MABVUKU Tafara MP James Maridadi has blasted Finance minister Patrick Chinamasa for defending Home Affairs minister Obert Mpofu his Information Communication Technology counterpart Supa Mandiwanzira in Parliament when he implicated them for alleged corruption during debate in the National Assembly.
Maridadi (JM), who is also chairperson of African Parliamentarians Network against Corruption (APNAC), said he is not afraid to ensure every corrupt bigwig is exposed. The following are excerpts of an interview between NewsDay senior Parliamentary reporter Veneranda Langa (ND) with Maridadi.
ND: You implicated Mpofu and Mandiwanzira in corruption cases, but Chinamasa came to their defence berating you in Parliament, that you must not accuse people of corruption when you do not have evidence. How did you feel about it?
JM: I feel that defending Mpofu and Mandiwanzira is not Chinamasa’s responsibility. If he wants to defend and represent them then he must go to the Advocates’ Chambers and do so, but he must not defend them in Parliament. He is a minister of Finance, and being a good lawyer that he is, he must defend them as an advocate, but not in Parliament.
ND: So what are you suggesting that Parliament must do to deal with bigwigs implicated in corruption?
JM: Parliament must be able to set up a commission of enquiry and investigate the issues because when we are debating as MPs and implicate a minister, we are not saying he is guilty of corruption. It is an allegation, but it must be presented before the courts who will decide if that person is guilty.
Parliament must set up a special committee to investigate and make a presentation during Parliament plenary. The police must also come in and investigate. I never said, for example, that the ICT minister is guilty, but I am saying that allegations laid on him by a senior former chief executive officer of NetOne (Reward Kangai) mean that these are serious allegations that need to be investigated and government must then make an effort to investigate.
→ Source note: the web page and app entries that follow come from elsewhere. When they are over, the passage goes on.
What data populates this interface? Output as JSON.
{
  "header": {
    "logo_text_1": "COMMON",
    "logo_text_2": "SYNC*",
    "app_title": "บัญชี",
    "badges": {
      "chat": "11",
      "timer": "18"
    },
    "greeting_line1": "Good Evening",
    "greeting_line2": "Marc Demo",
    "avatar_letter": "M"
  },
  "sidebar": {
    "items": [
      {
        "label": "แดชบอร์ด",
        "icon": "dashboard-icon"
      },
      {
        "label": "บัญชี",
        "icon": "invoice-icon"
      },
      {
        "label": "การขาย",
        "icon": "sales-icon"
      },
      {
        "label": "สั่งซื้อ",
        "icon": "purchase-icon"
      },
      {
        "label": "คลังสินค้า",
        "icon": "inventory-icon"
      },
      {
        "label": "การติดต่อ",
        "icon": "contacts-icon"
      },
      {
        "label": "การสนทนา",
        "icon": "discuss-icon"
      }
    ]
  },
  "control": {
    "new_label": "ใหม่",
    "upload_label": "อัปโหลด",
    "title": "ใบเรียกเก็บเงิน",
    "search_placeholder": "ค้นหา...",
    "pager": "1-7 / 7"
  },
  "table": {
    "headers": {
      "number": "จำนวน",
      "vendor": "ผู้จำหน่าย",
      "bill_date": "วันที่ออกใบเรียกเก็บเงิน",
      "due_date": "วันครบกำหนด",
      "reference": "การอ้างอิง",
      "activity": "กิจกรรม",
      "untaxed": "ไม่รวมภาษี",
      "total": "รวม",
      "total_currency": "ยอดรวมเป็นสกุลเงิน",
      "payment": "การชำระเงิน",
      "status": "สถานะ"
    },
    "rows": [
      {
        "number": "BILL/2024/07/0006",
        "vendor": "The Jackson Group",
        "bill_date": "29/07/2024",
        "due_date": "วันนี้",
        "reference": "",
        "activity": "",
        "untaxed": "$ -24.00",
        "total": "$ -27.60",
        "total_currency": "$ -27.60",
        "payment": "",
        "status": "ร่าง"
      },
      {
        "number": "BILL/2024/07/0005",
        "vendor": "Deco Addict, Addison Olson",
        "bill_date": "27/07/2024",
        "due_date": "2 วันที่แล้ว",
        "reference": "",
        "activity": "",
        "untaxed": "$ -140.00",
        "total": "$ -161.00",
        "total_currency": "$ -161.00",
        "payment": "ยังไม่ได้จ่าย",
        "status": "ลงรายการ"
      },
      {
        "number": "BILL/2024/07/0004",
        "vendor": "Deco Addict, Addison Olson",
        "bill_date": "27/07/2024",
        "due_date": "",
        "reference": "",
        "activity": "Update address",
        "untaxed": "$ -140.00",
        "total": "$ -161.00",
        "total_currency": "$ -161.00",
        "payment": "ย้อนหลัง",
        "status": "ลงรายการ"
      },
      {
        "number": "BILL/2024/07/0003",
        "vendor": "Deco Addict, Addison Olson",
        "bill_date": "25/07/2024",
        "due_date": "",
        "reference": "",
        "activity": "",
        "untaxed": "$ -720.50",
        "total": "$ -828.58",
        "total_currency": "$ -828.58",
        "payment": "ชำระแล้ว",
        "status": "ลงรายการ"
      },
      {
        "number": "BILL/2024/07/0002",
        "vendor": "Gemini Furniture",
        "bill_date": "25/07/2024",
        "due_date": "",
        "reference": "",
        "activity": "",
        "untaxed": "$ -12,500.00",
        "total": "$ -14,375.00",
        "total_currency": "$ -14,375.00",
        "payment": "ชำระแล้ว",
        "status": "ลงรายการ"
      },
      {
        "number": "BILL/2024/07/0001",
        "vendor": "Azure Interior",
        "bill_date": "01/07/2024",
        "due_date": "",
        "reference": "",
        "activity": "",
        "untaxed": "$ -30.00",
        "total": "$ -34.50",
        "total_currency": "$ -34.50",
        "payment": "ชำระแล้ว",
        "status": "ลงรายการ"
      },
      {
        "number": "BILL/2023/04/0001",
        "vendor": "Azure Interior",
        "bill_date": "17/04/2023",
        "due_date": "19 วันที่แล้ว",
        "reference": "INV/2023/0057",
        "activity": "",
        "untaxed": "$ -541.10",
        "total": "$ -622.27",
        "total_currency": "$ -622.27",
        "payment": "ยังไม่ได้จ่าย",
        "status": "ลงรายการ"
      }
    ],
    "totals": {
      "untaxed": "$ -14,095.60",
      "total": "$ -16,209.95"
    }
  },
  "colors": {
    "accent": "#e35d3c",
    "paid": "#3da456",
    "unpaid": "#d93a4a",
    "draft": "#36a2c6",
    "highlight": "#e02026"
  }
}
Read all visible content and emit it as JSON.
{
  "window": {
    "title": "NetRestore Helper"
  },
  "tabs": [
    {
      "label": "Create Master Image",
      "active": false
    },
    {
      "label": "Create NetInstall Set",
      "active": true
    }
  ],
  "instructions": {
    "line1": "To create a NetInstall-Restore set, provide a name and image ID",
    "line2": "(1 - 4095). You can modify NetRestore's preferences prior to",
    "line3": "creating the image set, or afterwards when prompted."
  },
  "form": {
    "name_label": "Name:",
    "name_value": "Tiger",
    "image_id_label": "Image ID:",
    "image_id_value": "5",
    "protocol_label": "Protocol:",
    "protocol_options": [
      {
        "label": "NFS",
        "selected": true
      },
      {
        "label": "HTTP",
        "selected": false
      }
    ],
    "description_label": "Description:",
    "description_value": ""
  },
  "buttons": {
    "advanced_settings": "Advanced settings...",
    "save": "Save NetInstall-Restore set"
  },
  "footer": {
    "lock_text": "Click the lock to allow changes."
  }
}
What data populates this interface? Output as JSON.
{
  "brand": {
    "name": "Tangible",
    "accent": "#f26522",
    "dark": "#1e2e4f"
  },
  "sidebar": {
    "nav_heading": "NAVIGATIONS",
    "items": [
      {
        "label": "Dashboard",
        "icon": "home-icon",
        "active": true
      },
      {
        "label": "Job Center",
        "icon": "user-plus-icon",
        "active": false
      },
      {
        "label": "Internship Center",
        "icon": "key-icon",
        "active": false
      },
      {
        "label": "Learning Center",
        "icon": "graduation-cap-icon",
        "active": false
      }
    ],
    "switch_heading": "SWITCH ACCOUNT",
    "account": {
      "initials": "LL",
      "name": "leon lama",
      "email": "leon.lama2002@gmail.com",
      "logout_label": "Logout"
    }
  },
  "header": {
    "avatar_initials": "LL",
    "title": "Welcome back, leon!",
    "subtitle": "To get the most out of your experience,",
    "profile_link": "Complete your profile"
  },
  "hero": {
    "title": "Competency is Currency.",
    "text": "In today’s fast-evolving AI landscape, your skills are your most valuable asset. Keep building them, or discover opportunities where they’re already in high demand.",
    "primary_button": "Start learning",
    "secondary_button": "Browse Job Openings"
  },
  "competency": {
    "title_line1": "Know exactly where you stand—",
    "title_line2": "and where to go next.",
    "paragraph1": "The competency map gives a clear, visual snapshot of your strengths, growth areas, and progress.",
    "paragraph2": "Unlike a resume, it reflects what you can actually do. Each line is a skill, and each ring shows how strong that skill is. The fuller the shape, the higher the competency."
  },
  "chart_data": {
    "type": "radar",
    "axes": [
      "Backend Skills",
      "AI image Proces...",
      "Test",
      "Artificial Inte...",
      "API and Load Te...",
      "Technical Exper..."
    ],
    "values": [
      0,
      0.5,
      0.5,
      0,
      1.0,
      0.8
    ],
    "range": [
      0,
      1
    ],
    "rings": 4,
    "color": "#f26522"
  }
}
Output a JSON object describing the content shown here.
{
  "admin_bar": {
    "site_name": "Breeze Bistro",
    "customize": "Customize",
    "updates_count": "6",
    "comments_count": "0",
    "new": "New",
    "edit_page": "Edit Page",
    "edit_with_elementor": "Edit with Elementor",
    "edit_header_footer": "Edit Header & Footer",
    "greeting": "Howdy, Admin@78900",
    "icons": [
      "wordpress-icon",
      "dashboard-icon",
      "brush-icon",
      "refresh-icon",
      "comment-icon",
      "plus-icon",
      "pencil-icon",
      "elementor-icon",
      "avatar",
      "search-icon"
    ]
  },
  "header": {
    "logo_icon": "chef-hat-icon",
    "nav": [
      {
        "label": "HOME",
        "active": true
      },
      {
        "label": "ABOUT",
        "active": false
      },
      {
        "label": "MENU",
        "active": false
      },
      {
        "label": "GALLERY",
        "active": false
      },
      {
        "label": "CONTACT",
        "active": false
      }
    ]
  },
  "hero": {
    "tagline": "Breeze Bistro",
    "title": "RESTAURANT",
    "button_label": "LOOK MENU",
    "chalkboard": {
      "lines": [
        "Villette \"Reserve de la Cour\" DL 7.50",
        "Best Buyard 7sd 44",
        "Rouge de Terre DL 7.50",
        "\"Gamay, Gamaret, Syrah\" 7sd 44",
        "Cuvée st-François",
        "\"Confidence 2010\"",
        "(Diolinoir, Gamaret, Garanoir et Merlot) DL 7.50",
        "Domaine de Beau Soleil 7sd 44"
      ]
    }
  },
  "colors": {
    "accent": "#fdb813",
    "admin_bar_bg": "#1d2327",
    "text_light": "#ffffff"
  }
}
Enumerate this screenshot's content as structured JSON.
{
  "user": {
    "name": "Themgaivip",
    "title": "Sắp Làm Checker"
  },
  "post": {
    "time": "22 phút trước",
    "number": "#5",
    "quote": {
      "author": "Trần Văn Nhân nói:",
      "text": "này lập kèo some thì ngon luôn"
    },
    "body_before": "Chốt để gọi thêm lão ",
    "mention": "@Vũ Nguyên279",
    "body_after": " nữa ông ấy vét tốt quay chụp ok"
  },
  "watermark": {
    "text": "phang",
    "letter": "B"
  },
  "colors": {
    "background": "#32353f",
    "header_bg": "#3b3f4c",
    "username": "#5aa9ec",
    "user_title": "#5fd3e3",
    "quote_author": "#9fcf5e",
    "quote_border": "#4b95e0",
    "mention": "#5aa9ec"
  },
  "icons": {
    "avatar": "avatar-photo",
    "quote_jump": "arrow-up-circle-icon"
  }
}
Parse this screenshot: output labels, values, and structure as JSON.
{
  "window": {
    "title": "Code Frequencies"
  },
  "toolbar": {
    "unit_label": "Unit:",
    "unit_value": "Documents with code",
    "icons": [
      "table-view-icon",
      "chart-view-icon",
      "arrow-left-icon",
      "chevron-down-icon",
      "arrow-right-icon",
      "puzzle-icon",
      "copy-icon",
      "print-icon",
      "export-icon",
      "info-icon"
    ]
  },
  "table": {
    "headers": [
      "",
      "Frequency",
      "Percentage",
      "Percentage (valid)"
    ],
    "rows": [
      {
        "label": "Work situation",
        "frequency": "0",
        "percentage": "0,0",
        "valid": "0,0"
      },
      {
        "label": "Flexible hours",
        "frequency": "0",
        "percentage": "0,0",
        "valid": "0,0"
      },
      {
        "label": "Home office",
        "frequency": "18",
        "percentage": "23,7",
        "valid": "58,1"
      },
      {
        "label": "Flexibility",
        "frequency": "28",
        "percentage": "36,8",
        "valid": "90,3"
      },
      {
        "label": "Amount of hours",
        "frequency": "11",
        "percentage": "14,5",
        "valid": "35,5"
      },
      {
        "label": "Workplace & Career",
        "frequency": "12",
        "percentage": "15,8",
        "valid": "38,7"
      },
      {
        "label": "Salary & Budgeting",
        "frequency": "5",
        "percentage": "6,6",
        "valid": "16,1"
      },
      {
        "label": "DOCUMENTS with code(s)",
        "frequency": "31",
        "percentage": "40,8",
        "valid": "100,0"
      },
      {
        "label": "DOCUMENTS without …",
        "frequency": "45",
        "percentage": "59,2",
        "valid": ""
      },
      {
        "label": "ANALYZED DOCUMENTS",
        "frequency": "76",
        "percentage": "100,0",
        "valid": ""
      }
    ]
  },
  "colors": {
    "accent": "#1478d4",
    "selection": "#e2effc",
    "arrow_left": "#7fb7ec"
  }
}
Ministers are tasked to run government and it is not a petty job. People are looking up to them and they need to work without specks of corruption on their eyes. They have a moral obligation to submit themselves to due process and clear their names.
ND: Chinamasa also went on to say that the $15 billion figure being thrown around as the amount of the missing diamonds is overstated. You were one of the MPs who blasted Chinamasa for his defence. Why?
JM: I do not know what has gotten into Chinamasa and why he is taking it upon himself to defend the indefensible. He must be exorcised of ghosts visiting him at night because people did not dream of that figure. It is a figure which was presented to us by former President Robert Mugabe. When Mugabe presented the figure Chinamasa failed to immediately say that it was a wrong figure, and so why is he doing it now? He is even failing to give us an alternative figure to account for the missing diamonds. We cannot allow that, he (Chinamasa) must bring the correct figure. If I had my way I would tell Chinamasa to do what is in his mandate and stop defending the indefensible.
ND: As APNAC chairperson, how far has the group gone in fighting graft in the country, and have MPs now declared their assets?
JM: MPs have not declared their assets; we are still working on how they can do it. However, we feel that it is imperative that they do so because government is also undertaking it. It is advisable that when MPs are sworn in for the Ninth session of Parliament, they also declare their assets. For MPs to declare their assets within these last six months of their term is tricky because some will say they might not come back to Parliament. APNAC is very vibrant and that is why I, as chairperson, am outspoken about corruption issues in Parliament. We will be advertising some of our programmes and will also be taking anti-corruption issues to schools and universities in awareness campaigns.
ND: Are there cases of electoral corruption that you are witnessing now?
JM: There is a lot of electoral corruption, which is actually criminal. For example, in Mabvuku and other constituencies there are people going around demanding serial numbers of voter registration slips. That is criminal. Food handouts are also being used to lure voters. For example, some MPs (ruling party) got rice to give to the vulnerable at their constituencies. The Epworth MP [Zalerah Makari, Zanu PF] got rice to give to the vulnerable in her constituency, but in Mabvuku Tafara there are lots of vulnerable persons yet, I did not get any rice. It is very selective and government programmes meant to assist the vulnerable must not be done in a partisan manner. Ninety percent (90%) of Zimbabweans are vulnerable and need assistance.
ND: You exposed corruption at border posts where blankets and other stuff were being smuggled by the Chinese without paying duty. Did government do anything about it?
JM: I did my investigations and presented evidence before Parliament and it was entirely upon Chinamasa to further investigate and deal with the issue. There are still a few shops of foreign nationals that are operating without the necessary documents.
ND: As an anti-corruption advocate, are you not afraid for your life?
JM: There is nothing to worry about, and I cannot be afraid to speak out because I emulate people like democracy activist Itai Dzamara who spoke out on behalf of the people and he was not scared. I will continue to fight because it took us 37 years of living in fear to restore order in this country. I am not scared.